EXERCISE INSTRUCTIONS ▸ Down to the last line, set down the material below exactly, excluding pictures.

+++ RECORDS TO PROCESS

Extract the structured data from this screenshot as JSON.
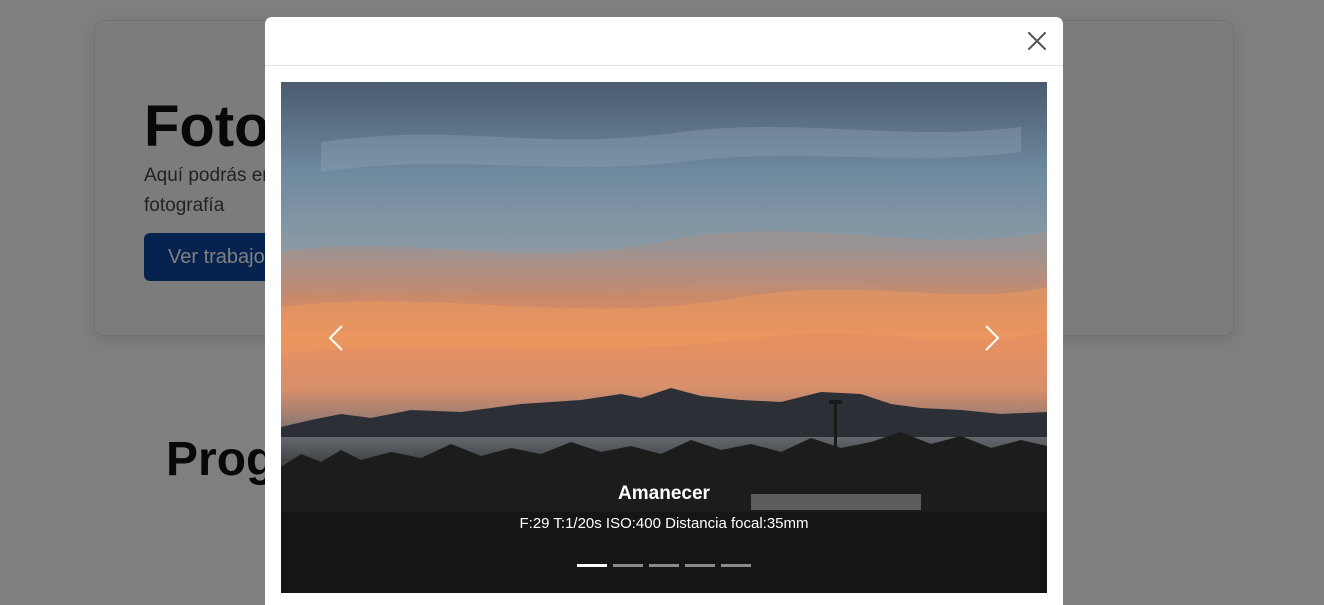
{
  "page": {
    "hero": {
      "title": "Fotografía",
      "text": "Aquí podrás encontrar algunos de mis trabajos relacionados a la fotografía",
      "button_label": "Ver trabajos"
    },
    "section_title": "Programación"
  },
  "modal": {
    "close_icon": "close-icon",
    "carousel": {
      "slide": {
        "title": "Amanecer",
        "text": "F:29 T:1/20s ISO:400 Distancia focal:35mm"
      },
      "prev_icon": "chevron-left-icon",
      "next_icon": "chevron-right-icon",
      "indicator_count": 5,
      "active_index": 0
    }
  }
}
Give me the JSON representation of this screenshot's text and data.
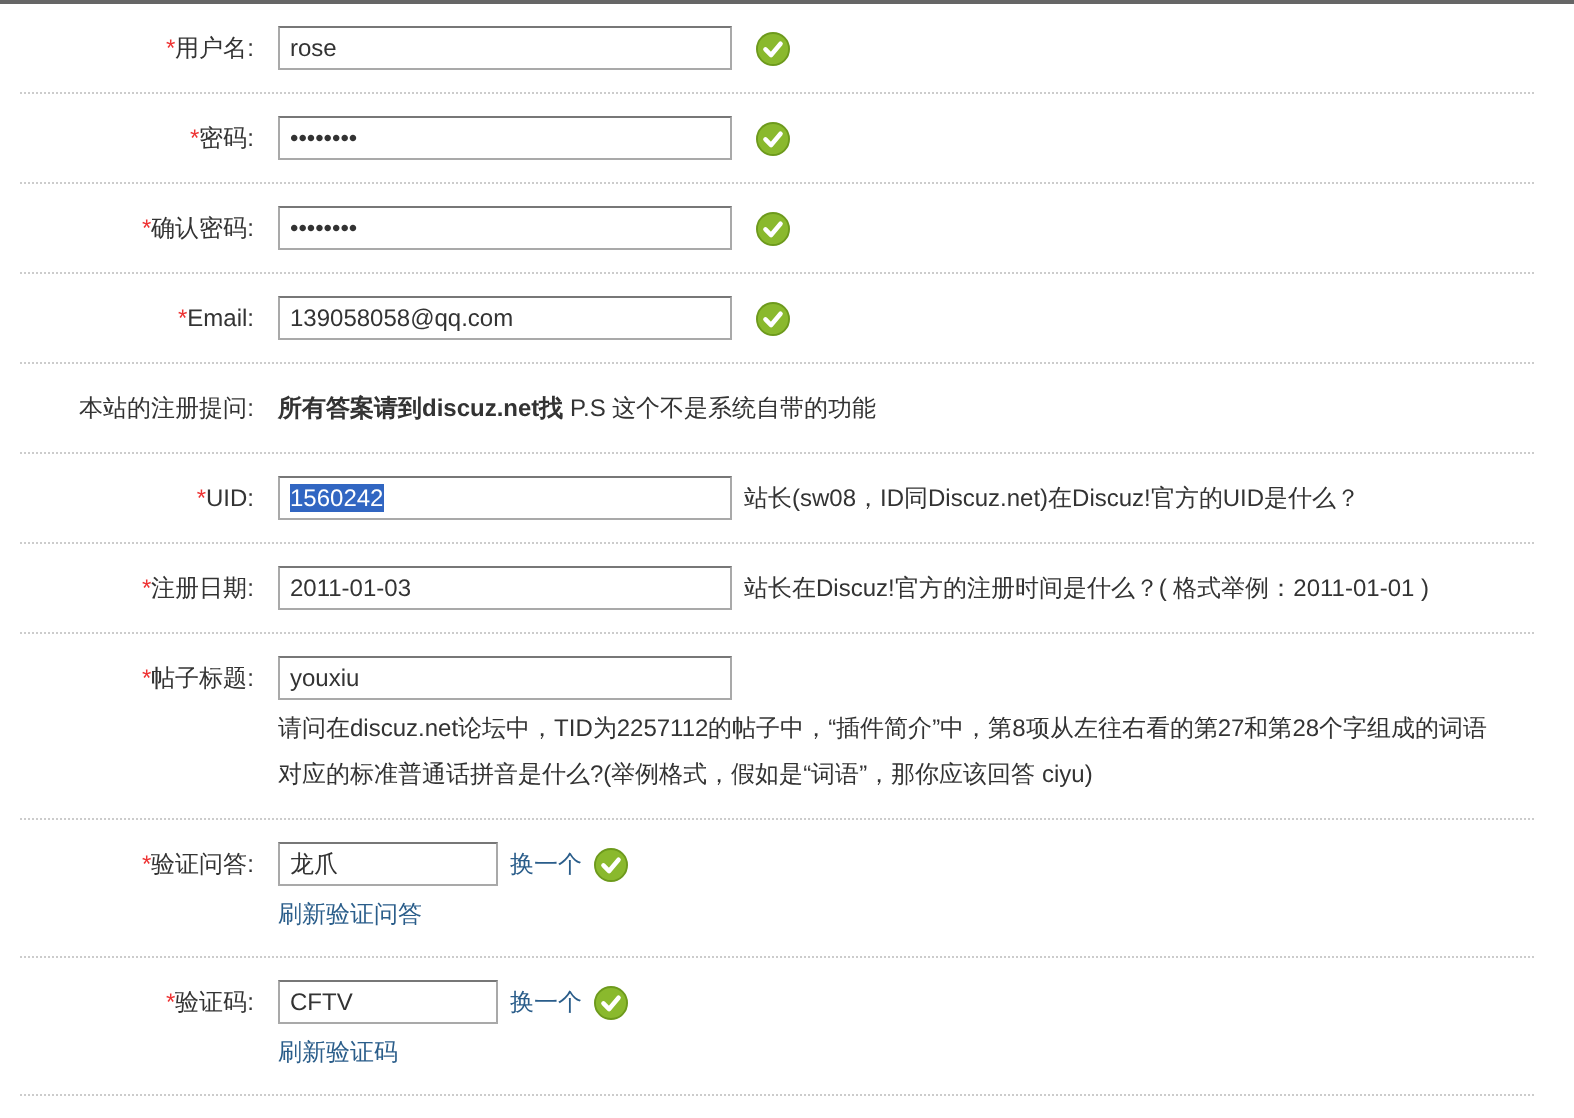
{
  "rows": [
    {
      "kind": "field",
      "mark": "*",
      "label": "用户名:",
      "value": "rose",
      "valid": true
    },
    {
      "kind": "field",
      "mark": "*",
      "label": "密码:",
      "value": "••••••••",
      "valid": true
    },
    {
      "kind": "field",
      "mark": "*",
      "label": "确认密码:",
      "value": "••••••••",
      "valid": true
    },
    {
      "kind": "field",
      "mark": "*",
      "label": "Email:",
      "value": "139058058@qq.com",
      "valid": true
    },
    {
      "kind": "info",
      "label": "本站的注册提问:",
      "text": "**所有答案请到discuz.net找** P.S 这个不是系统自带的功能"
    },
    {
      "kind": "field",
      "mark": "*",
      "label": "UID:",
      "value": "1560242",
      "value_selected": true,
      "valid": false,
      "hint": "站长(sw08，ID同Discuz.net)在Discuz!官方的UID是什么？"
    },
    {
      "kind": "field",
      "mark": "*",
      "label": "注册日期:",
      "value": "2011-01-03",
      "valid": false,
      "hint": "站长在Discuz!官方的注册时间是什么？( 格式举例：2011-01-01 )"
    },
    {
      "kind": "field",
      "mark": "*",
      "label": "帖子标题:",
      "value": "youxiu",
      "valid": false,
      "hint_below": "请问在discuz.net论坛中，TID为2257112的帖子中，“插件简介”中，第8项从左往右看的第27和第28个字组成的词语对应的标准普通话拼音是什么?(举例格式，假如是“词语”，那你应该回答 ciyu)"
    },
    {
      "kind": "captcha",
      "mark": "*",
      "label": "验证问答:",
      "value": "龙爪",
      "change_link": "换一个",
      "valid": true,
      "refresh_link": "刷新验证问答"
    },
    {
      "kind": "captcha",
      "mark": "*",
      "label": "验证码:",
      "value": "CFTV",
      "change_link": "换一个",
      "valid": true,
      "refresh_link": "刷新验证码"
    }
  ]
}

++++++

OUTPUT FOR THIS EXERCISE ▸
Extract the structured data from this screenshot as JSON.
{
  "page": {
    "hero": {
      "title": "Fotografía",
      "text": "Aquí podrás encontrar algunos de mis trabajos relacionados a la fotografía",
      "button_label": "Ver trabajos"
    },
    "section_title": "Programación"
  },
  "modal": {
    "close_icon": "close-icon",
    "carousel": {
      "slide": {
        "title": "Amanecer",
        "text": "F:29 T:1/20s ISO:400 Distancia focal:35mm"
      },
      "prev_icon": "chevron-left-icon",
      "next_icon": "chevron-right-icon",
      "indicator_count": 5,
      "active_index": 0
    }
  }
}
Give me the JSON representation of this screenshot's text and data.
{
  "rows": [
    {
      "kind": "field",
      "mark": "*",
      "label": "用户名:",
      "value": "rose",
      "valid": true
    },
    {
      "kind": "field",
      "mark": "*",
      "label": "密码:",
      "value": "••••••••",
      "valid": true
    },
    {
      "kind": "field",
      "mark": "*",
      "label": "确认密码:",
      "value": "••••••••",
      "valid": true
    },
    {
      "kind": "field",
      "mark": "*",
      "label": "Email:",
      "value": "139058058@qq.com",
      "valid": true
    },
    {
      "kind": "info",
      "label": "本站的注册提问:",
      "text": "**所有答案请到discuz.net找** P.S 这个不是系统自带的功能"
    },
    {
      "kind": "field",
      "mark": "*",
      "label": "UID:",
      "value": "1560242",
      "value_selected": true,
      "valid": false,
      "hint": "站长(sw08，ID同Discuz.net)在Discuz!官方的UID是什么？"
    },
    {
      "kind": "field",
      "mark": "*",
      "label": "注册日期:",
      "value": "2011-01-03",
      "valid": false,
      "hint": "站长在Discuz!官方的注册时间是什么？( 格式举例：2011-01-01 )"
    },
    {
      "kind": "field",
      "mark": "*",
      "label": "帖子标题:",
      "value": "youxiu",
      "valid": false,
      "hint_below": "请问在discuz.net论坛中，TID为2257112的帖子中，“插件简介”中，第8项从左往右看的第27和第28个字组成的词语对应的标准普通话拼音是什么?(举例格式，假如是“词语”，那你应该回答 ciyu)"
    },
    {
      "kind": "captcha",
      "mark": "*",
      "label": "验证问答:",
      "value": "龙爪",
      "change_link": "换一个",
      "valid": true,
      "refresh_link": "刷新验证问答"
    },
    {
      "kind": "captcha",
      "mark": "*",
      "label": "验证码:",
      "value": "CFTV",
      "change_link": "换一个",
      "valid": true,
      "refresh_link": "刷新验证码"
    }
  ]
}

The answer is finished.